Greenbot: Why did you guys move away from the Cards-style you had in version 6?
Glynn-Finnegan: I think specifically with the Cards view, we wanted to remove any clutter. Having your content within containers just didn’t feel right. We wanted people to be able to parse their information more easily and that’s why we’re relying more heavily on the list view. We thought hard about how long each snippet should be and how many we should fit on each screen. Obviously, all that that stuff depends on screen size, but ultimately we wanted to strip out those aesthetic elements that weren’t benefiting the content.
We actually are still using Cards-view for some things, but we didn’t want to restrict to people’s notes to be defined by four borders.
Greenbot: Did you find it difficult to balance Evernote’s own design paradigm with Google’s?
Glynn-Finnegan: I think whenever we’re designing—whether it’s for the web, or whether it’s for an app, or all along across the board—we’re looking for all the areas that we can inject our brand and our personality. So that’s what we did. We leaned very heavily on type and good typography principles, making it very clear what the header was, what the body copy was, and which were labels and which were buttons. Along all those things, we’re injecting our personality and our brand within the framework of material guidelines.
We used color, our own custom illustration style, our own iconography that we have, so we’re always looking for those elements that inject our personality, which is what users are looking for, I think.
Greenbot: Do you think Material Design is better for Android overall?
Glynn-Finnegan: I think it’s much better. One thing I’ve found is that I’m able to switch between apps and not lose my place, or become confused about how to go back or how to progress within the app. That momentum continues throughout the day—I’m not relearning every time I open an app.
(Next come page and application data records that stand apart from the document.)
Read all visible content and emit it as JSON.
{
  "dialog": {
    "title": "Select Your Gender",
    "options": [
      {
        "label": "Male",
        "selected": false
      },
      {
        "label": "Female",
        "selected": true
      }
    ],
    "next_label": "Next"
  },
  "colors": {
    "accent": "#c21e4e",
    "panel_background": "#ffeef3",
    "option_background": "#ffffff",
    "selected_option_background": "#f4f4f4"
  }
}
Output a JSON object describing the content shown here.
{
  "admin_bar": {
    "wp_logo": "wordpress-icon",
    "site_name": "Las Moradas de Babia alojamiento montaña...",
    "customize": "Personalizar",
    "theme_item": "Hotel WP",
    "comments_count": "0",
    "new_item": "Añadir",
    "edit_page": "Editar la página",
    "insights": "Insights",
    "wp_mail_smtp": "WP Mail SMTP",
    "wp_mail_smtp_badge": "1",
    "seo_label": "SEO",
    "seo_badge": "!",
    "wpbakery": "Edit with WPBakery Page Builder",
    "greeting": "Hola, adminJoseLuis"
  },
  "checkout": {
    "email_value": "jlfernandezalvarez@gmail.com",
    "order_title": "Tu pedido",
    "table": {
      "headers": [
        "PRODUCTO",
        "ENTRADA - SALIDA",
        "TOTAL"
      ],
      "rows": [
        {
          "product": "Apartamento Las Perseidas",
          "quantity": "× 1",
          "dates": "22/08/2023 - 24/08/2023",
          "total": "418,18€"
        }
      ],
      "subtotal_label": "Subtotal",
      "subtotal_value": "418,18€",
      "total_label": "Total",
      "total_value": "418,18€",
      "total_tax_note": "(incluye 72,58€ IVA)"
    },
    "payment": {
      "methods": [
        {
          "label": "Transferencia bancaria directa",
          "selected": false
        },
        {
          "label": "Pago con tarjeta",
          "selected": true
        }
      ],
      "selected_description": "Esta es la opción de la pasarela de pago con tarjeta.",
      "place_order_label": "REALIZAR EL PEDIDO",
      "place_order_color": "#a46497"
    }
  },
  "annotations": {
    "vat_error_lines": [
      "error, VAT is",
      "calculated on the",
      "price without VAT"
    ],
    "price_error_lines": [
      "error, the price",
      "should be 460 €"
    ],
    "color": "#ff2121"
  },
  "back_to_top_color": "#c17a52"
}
From a user experience point of view, there’s a consistency across apps.
It’s a fantastic update. It’s obviously well considered and that’s really clear to me having dived deeper in the guidelines.
Greenbot: You don’t feel limited at all having to work within guidelines?
Glynn-Finnegan: We’re looking for that seamless experience for all users across all devices and all platforms. As a design team, we’re using Android and we’re designing within Android, so we’re sort of immersed in that world. I think having the guidelines has been good to have a framework that we can work within.
Greenbot: Are you an Android user?
Glynn-Finnegan: I am. I’ve been using Android on and off for probably about two years. I had a Nexus 7 tablet, but in the past six months I’ve switched over to the Nexus 5.
Greenbot: What’s an app you just can’t live without?
I’m a big fan of Spotify. I think they do a fantastic job of being cross-platform. I can pick it up on my phone, use it on my laptop…I like stuff that is everywhere you go, and I like having a seamless experience.
I also really like VSCO Cam and I think they’ve done a fantastic new design for Android. It’s one of the best examples of injecting their personality within the confines of a framework.